Also, if you’re confident in the distance of your course, this means that you can run your time trial without a GPS watch, which could allow you to perform better than anticipated. Trevor Hofbauer raced watchless at STWM 2019, and things worked out pretty well for him.
A surveyor’s wheel
The surveyor’s wheel isn’t a cheap buy–they cost around $50–but if you don’t already own a GPS watch this is more affordable. They’re used most often by runners to check the distance of cross-country courses. The tool is made of a long handle attached to a wheel which displays distance down to the metre. If you’re looking to get very accurate measurements, this is what you use.
The wheel is also a great tool if you’re looking to run shorter distances or on a soft surface. If you want to run 200m repeats or do a workout on grass, this is a great tool to have in your back pocket.
Find a marked road
There are lots of roads and paths with kilometre or mile markers. If these roads are safe to run on, try your time trial there. This is a way to run without a GPS watch while getting accurate splits every kilometre.
Run a local race route
Runners can also find the route map of a local race. That course should be reliably measured. The bonus of this method? Runners can compare their solo-effort results to previous years’ actual race results.
Measure with time
Runners have become accustomed to running by pace and distance, but time is also a great indicator of fitness. If you’re looking for a workout, try running a loop in your neighbourhood and maintaining the speed of your initial lap for five subsequent repeats (take a few minutes rest between each).

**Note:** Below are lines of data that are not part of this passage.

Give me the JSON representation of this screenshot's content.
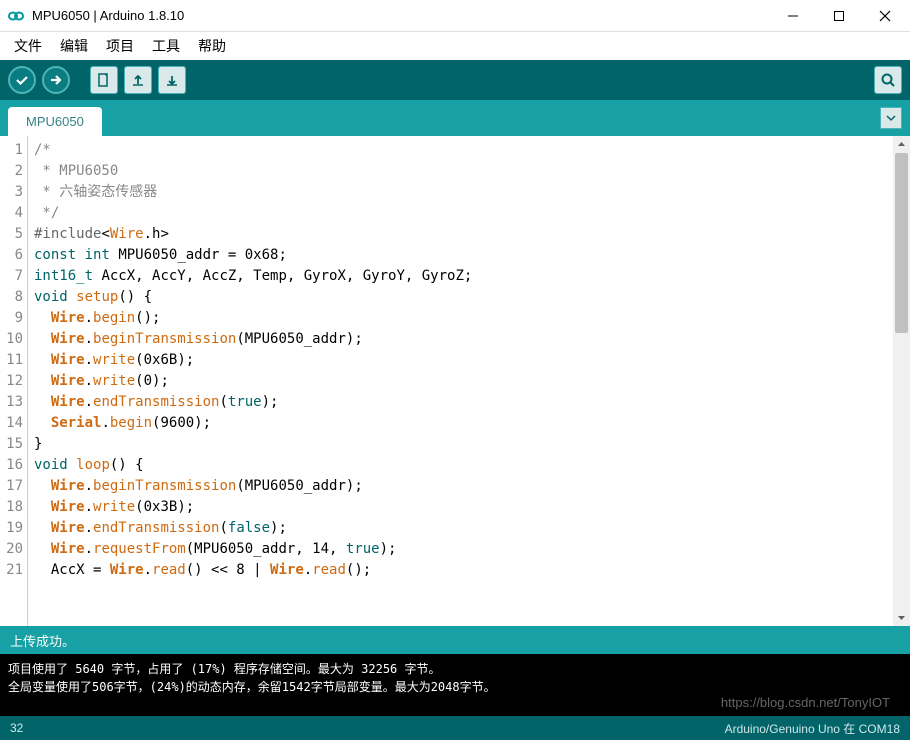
{
  "window": {
    "title": "MPU6050 | Arduino 1.8.10"
  },
  "menu": {
    "file": "文件",
    "edit": "编辑",
    "sketch": "项目",
    "tools": "工具",
    "help": "帮助"
  },
  "tab": {
    "name": "MPU6050"
  },
  "code": {
    "lines": [
      "1",
      "2",
      "3",
      "4",
      "5",
      "6",
      "7",
      "8",
      "9",
      "10",
      "11",
      "12",
      "13",
      "14",
      "15",
      "16",
      "17",
      "18",
      "19",
      "20",
      "21"
    ],
    "l1": "/*",
    "l2": " * MPU6050",
    "l3": " * 六轴姿态传感器",
    "l4": " */",
    "l5a": "#include",
    "l5b": "<",
    "l5c": "Wire",
    "l5d": ".h>",
    "l6a": "const",
    "l6b": "int",
    "l6c": " MPU6050_addr = 0x68;",
    "l7a": "int16_t",
    "l7b": " AccX, AccY, AccZ, Temp, GyroX, GyroY, GyroZ;",
    "l8a": "void",
    "l8b": "setup",
    "l8c": "() {",
    "l9a": "Wire",
    "l9b": ".",
    "l9c": "begin",
    "l9d": "();",
    "l10a": "Wire",
    "l10b": ".",
    "l10c": "beginTransmission",
    "l10d": "(MPU6050_addr);",
    "l11a": "Wire",
    "l11b": ".",
    "l11c": "write",
    "l11d": "(0x6B);",
    "l12a": "Wire",
    "l12b": ".",
    "l12c": "write",
    "l12d": "(0);",
    "l13a": "Wire",
    "l13b": ".",
    "l13c": "endTransmission",
    "l13d": "(",
    "l13e": "true",
    "l13f": ");",
    "l14a": "Serial",
    "l14b": ".",
    "l14c": "begin",
    "l14d": "(9600);",
    "l15": "}",
    "l16a": "void",
    "l16b": "loop",
    "l16c": "() {",
    "l17a": "Wire",
    "l17b": ".",
    "l17c": "beginTransmission",
    "l17d": "(MPU6050_addr);",
    "l18a": "Wire",
    "l18b": ".",
    "l18c": "write",
    "l18d": "(0x3B);",
    "l19a": "Wire",
    "l19b": ".",
    "l19c": "endTransmission",
    "l19d": "(",
    "l19e": "false",
    "l19f": ");",
    "l20a": "Wire",
    "l20b": ".",
    "l20c": "requestFrom",
    "l20d": "(MPU6050_addr, 14, ",
    "l20e": "true",
    "l20f": ");",
    "l21a": "  AccX = ",
    "l21b": "Wire",
    "l21c": ".",
    "l21d": "read",
    "l21e": "() << 8 | ",
    "l21f": "Wire",
    "l21g": ".",
    "l21h": "read",
    "l21i": "();"
  },
  "status": {
    "message": "上传成功。"
  },
  "console": {
    "line1": "项目使用了 5640 字节，占用了 (17%) 程序存储空间。最大为 32256 字节。",
    "line2": "全局变量使用了506字节，(24%)的动态内存，余留1542字节局部变量。最大为2048字节。"
  },
  "footer": {
    "left": "32",
    "right": "Arduino/Genuino Uno 在 COM18"
  },
  "watermark": "https://blog.csdn.net/TonyIOT"
}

If you’d like to race this loop, run it all out, train for a few weeks and then return and try it again. This will give you a good indication of fitness, based solely on your time improvement.